Passing The Torch

Since Yael Eckstein has been involved in the ministry for years, often working directly with major donors, it was no surprise when she took over upon her father’s death.  In fact, four years ago, according to The Times of Israel, “he blessed her, literally – the moment was captured on video — after determining that she would be the best person to carry on his work. He began to mentor her, handing over more and more responsibility and decision-making power.”

“Here in Israel I just want to keep my father’s legacy alive,” Yael Eckstein says.

She will have her hands full.  Even before her father died, fundraising had started to slip.  In 2015, IFCJ raised more than $135-million.  That was a high-water mark for the organization.  Every year since has been slightly less than the year before.  2019 revenue was $117-million.  Meanwhile, management and administrative costs continued to rise, and fundraising costs in 2019 topped $19-million.  That means fundraising costs topped 16 percent of revenue, and fundraising and management costs combined were just short of 30 percent.  Both numbers were far worse than their peers in the MinistryWatch database.

One of the new ways IFCJ has tapped into evangelical wallets has been to build an International Center for Christian Outreach in Jerusalem.  Israeli news reports said the facility was supposed to serve as a gathering spot for the more than 1 million Christians who visit Israel each year.  Land was purchased for the center and – according to news reports — half of the $60 million needed to build it has been raised.  

However, with Eckstein’s death and the decline in revenue, the project was canceled.  Though IFCJ raised tens of millions of dollars for the building, there’s now no mention of it on the group’s website.  Michael Kormanik, a spokesman for IFCJ, confirmed that the project had been shelved.  “The Fellowship cancelled the project a year ago,” he said.  “The decision to cancel plans for the building was a difficult one.”

So what happened to the money raised to build the center?  MinistryWatch repeatedly posed that question to the IFCJ.  So far, no response.

Warren Cole Smith

Warren previously served as Vice President of WORLD News Group, publisher of WORLD Magazine, and Vice President of The Colson Center for Christian Worldview. He has more than 30 years of experience as a writer, editor, marketing professional, and entrepreneur.

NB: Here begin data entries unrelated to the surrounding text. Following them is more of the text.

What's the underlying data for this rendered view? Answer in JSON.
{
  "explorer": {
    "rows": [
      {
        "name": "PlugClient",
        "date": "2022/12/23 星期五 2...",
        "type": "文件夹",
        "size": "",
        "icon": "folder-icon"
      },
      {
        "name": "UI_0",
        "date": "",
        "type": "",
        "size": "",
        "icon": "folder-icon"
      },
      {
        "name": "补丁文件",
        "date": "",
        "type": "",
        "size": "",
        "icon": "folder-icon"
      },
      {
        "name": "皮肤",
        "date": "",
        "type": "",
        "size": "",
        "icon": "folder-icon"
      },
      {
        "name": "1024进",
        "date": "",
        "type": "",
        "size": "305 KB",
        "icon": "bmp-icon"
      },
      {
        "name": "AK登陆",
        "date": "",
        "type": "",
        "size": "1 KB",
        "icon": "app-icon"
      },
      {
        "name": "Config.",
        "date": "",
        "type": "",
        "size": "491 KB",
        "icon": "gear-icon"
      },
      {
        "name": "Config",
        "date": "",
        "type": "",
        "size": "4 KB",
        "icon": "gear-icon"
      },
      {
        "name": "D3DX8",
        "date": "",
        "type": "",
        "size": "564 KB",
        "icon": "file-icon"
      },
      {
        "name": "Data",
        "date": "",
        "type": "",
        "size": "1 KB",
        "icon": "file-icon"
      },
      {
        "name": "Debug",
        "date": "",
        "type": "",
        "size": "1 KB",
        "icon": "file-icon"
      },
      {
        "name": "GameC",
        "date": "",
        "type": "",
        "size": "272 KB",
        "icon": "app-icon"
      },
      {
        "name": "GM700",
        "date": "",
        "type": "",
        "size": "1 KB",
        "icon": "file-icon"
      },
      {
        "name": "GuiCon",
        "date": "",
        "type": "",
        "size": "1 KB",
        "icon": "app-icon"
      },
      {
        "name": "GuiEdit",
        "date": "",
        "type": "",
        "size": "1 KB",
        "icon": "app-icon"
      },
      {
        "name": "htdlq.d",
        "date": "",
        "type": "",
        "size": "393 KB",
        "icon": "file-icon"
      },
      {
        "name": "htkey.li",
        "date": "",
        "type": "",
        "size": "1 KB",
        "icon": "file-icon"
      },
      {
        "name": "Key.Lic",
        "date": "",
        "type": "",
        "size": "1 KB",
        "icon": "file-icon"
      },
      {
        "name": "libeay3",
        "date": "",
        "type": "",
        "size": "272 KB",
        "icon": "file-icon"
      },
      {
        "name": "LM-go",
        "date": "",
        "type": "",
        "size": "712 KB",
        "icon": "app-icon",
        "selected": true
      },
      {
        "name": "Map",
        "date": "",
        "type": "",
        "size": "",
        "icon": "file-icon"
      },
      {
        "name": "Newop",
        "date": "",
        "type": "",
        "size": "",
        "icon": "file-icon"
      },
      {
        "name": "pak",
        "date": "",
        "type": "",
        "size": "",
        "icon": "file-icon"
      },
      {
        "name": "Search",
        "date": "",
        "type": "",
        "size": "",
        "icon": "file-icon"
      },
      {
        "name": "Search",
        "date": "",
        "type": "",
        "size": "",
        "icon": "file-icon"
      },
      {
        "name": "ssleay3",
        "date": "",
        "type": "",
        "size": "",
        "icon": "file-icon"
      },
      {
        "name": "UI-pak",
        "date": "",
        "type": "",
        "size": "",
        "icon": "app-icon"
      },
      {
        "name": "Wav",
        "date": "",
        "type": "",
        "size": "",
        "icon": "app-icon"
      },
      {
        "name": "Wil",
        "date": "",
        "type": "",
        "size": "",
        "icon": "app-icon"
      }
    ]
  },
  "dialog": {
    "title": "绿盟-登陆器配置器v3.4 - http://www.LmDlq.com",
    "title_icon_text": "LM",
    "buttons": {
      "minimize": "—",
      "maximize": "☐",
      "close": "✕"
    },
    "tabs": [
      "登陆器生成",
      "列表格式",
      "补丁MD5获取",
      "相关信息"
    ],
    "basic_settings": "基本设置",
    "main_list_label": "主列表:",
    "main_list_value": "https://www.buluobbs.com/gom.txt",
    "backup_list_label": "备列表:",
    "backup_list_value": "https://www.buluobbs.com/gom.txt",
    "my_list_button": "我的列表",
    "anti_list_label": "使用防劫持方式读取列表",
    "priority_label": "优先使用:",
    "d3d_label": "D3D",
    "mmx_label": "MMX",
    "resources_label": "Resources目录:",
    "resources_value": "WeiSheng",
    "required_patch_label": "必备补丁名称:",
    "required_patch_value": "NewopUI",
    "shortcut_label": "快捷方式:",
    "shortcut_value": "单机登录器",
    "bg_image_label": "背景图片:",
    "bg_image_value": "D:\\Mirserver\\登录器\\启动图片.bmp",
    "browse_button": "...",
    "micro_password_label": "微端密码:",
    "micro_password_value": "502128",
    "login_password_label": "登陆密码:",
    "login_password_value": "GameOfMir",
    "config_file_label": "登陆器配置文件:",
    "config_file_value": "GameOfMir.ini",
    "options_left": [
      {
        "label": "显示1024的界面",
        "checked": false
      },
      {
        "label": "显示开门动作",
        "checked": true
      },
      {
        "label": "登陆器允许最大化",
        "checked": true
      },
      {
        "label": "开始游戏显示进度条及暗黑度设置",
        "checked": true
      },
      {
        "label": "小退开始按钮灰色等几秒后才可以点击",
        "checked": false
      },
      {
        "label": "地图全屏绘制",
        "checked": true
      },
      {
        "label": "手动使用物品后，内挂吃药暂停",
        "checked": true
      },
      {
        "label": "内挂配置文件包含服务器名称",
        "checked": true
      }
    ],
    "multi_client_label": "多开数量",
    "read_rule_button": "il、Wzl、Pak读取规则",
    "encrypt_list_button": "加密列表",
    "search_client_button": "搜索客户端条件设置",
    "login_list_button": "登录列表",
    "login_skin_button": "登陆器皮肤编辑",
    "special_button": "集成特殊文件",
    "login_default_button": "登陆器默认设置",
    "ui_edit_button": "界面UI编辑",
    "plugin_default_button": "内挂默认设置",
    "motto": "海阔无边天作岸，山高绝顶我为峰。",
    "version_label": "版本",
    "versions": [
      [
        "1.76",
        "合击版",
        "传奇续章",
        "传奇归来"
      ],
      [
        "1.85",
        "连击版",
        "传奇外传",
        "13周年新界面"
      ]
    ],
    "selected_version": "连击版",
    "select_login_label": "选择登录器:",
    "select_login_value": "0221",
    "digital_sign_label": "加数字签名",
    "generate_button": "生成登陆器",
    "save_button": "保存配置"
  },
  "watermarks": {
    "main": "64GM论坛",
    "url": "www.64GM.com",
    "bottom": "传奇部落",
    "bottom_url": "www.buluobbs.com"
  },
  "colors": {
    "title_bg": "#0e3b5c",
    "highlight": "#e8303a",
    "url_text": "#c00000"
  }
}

Before launching a career in Christian journalism 25 years ago, Smith spent more than seven years as the Marketing Director at PricewaterhouseCoopers.